▶ **Records**:
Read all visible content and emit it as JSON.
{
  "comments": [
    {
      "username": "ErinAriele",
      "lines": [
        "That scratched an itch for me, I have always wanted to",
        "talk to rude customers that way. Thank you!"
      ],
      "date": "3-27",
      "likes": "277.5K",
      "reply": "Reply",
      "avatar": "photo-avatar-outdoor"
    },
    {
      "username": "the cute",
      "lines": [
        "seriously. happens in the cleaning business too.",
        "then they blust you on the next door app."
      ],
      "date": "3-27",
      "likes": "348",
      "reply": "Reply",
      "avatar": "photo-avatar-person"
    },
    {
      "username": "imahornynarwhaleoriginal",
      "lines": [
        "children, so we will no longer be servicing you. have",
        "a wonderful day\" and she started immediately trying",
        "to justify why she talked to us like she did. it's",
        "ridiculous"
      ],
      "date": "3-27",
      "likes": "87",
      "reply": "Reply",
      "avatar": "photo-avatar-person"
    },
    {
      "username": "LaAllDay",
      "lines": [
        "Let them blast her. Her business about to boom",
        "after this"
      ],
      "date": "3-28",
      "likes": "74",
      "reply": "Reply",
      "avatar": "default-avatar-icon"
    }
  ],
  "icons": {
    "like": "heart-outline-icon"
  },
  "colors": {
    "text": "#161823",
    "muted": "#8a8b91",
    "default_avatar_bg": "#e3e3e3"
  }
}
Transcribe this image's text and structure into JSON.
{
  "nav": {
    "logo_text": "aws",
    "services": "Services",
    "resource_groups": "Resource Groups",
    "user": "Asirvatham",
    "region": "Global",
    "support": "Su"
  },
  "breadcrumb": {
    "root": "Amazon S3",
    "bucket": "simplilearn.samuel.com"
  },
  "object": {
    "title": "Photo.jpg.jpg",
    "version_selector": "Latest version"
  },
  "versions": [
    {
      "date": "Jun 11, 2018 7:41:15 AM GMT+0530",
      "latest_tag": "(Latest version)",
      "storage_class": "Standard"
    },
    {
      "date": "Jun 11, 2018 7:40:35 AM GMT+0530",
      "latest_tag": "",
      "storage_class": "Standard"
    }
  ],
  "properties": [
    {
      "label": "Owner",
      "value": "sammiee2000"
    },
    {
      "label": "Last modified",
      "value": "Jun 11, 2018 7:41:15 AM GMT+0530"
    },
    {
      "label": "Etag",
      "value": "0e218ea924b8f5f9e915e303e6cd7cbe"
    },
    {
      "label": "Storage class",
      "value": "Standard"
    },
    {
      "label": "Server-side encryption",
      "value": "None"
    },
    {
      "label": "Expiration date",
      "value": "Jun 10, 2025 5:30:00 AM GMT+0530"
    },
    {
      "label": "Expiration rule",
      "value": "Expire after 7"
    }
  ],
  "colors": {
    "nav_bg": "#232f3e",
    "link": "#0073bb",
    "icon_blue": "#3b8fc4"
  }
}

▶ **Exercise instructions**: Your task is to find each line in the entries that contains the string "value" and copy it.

▶ **The completed task**:
      "value": "sammiee2000"
      "value": "Jun 11, 2018 7:41:15 AM GMT+0530"
      "value": "0e218ea924b8f5f9e915e303e6cd7cbe"
      "value": "Standard"
      "value": "None"
      "value": "Jun 10, 2025 5:30:00 AM GMT+0530"
      "value": "Expire after 7"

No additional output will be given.